***** RECORD EXTRACTS *****
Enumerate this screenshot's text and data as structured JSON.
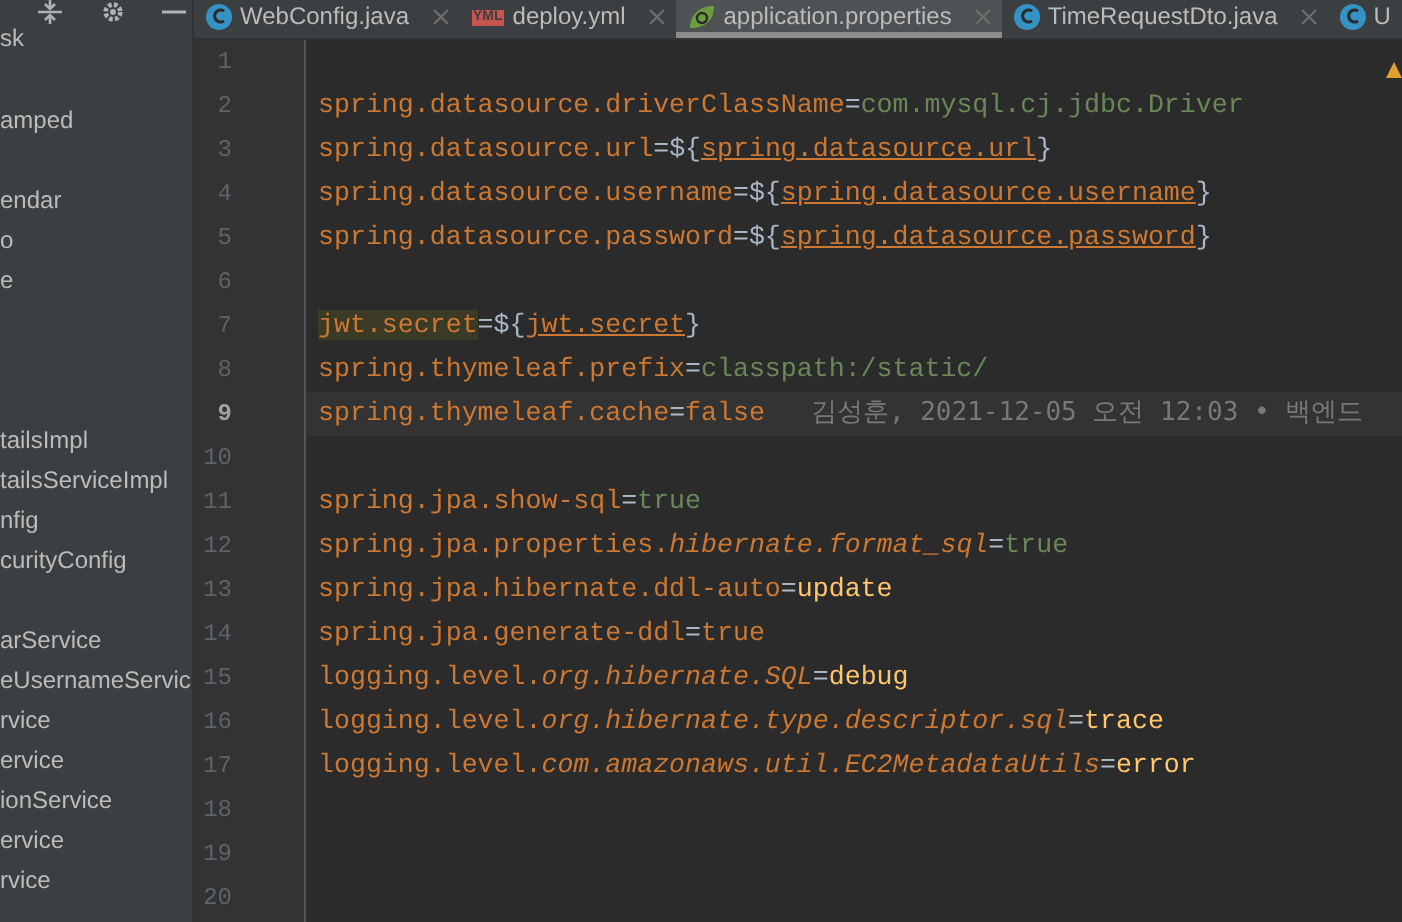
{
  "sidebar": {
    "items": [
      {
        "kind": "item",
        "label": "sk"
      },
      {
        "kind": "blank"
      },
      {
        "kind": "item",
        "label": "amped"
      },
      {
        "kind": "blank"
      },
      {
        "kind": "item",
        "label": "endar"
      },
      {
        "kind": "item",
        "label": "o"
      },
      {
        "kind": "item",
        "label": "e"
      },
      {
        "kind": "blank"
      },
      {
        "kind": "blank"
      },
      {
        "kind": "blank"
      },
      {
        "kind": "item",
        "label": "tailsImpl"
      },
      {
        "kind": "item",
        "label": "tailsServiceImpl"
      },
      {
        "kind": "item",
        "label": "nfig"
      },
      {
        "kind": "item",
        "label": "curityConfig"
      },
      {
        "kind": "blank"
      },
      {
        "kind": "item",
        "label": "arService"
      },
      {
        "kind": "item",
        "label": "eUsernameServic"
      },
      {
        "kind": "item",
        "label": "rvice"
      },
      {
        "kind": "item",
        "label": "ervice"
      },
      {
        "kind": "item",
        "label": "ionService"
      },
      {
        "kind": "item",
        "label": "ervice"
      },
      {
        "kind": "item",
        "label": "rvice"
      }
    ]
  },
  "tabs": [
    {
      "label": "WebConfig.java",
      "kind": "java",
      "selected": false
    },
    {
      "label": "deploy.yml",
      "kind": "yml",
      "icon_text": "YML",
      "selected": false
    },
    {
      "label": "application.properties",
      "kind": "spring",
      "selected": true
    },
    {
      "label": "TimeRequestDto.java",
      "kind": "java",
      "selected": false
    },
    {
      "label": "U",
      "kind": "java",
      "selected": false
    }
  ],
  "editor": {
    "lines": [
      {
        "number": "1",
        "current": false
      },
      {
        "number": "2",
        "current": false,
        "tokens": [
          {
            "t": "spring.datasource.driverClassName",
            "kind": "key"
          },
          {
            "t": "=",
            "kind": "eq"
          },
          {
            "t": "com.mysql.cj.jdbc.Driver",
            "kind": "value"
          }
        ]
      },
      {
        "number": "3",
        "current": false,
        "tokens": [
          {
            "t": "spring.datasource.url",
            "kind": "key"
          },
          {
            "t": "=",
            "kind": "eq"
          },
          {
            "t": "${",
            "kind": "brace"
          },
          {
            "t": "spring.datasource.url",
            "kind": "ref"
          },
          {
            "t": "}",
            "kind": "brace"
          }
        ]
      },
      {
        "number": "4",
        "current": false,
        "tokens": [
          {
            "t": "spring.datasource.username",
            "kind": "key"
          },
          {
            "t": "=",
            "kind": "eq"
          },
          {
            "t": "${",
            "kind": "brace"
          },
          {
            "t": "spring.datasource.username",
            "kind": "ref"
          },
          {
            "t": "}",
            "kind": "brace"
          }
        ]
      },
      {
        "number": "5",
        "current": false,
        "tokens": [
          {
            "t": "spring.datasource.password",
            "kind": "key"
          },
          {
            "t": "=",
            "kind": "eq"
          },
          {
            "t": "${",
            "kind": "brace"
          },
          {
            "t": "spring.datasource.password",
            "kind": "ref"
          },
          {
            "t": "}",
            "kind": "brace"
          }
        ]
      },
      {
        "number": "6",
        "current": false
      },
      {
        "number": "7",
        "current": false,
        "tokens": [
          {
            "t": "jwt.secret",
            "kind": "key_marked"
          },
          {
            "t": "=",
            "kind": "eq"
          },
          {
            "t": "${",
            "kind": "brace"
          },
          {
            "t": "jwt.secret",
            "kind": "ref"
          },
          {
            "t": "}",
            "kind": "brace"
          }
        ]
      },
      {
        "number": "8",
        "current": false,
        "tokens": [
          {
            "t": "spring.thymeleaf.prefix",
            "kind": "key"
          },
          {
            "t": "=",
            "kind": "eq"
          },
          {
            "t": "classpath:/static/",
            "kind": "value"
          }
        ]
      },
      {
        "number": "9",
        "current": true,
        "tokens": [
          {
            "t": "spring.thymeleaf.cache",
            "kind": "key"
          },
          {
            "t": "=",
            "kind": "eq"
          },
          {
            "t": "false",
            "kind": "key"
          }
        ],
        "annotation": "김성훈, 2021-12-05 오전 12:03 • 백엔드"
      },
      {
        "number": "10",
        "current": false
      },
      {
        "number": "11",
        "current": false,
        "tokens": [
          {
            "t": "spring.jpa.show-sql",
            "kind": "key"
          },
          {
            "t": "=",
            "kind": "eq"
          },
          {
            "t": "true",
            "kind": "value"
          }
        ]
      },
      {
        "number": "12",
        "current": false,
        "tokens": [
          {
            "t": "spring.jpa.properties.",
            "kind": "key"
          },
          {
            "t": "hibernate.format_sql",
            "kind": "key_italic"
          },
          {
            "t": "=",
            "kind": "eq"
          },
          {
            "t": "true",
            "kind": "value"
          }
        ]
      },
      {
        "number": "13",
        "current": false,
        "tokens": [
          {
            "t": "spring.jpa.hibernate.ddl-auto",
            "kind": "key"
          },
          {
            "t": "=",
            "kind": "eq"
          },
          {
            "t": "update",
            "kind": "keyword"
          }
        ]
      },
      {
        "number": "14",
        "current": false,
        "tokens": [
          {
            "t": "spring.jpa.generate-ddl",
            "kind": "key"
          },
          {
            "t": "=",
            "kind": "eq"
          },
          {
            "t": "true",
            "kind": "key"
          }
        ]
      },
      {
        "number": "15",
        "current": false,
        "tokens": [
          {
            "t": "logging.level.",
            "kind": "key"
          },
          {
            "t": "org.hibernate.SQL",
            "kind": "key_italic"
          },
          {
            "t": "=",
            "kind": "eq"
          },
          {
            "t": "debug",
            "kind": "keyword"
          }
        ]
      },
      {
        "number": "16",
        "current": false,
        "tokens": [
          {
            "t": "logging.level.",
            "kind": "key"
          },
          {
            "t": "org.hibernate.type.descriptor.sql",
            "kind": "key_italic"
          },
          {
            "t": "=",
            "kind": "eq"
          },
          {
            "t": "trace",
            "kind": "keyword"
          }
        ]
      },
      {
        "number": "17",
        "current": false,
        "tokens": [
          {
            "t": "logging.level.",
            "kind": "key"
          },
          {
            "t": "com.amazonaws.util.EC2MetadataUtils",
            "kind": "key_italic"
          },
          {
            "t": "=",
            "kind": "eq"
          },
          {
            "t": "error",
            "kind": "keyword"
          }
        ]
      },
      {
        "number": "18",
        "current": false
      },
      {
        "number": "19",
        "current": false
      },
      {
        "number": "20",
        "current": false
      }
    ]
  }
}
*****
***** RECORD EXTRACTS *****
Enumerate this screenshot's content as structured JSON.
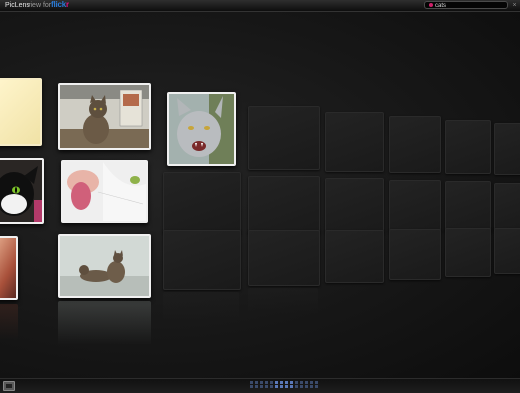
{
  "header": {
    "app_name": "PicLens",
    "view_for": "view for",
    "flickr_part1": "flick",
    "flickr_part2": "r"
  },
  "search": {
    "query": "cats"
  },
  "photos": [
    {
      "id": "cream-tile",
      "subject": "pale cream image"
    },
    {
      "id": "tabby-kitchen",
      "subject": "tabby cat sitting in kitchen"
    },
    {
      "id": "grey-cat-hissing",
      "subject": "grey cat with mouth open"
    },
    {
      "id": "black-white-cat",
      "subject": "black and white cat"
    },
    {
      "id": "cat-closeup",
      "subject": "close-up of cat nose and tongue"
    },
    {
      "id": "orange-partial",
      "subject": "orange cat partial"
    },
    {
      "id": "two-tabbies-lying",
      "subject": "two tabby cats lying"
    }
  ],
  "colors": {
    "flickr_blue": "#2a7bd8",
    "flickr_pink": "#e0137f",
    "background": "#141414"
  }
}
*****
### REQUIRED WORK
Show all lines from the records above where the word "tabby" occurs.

### EXERCISE OUTPUT
      "id": "tabby-kitchen",
      "subject": "tabby cat sitting in kitchen"
      "subject": "two tabby cats lying"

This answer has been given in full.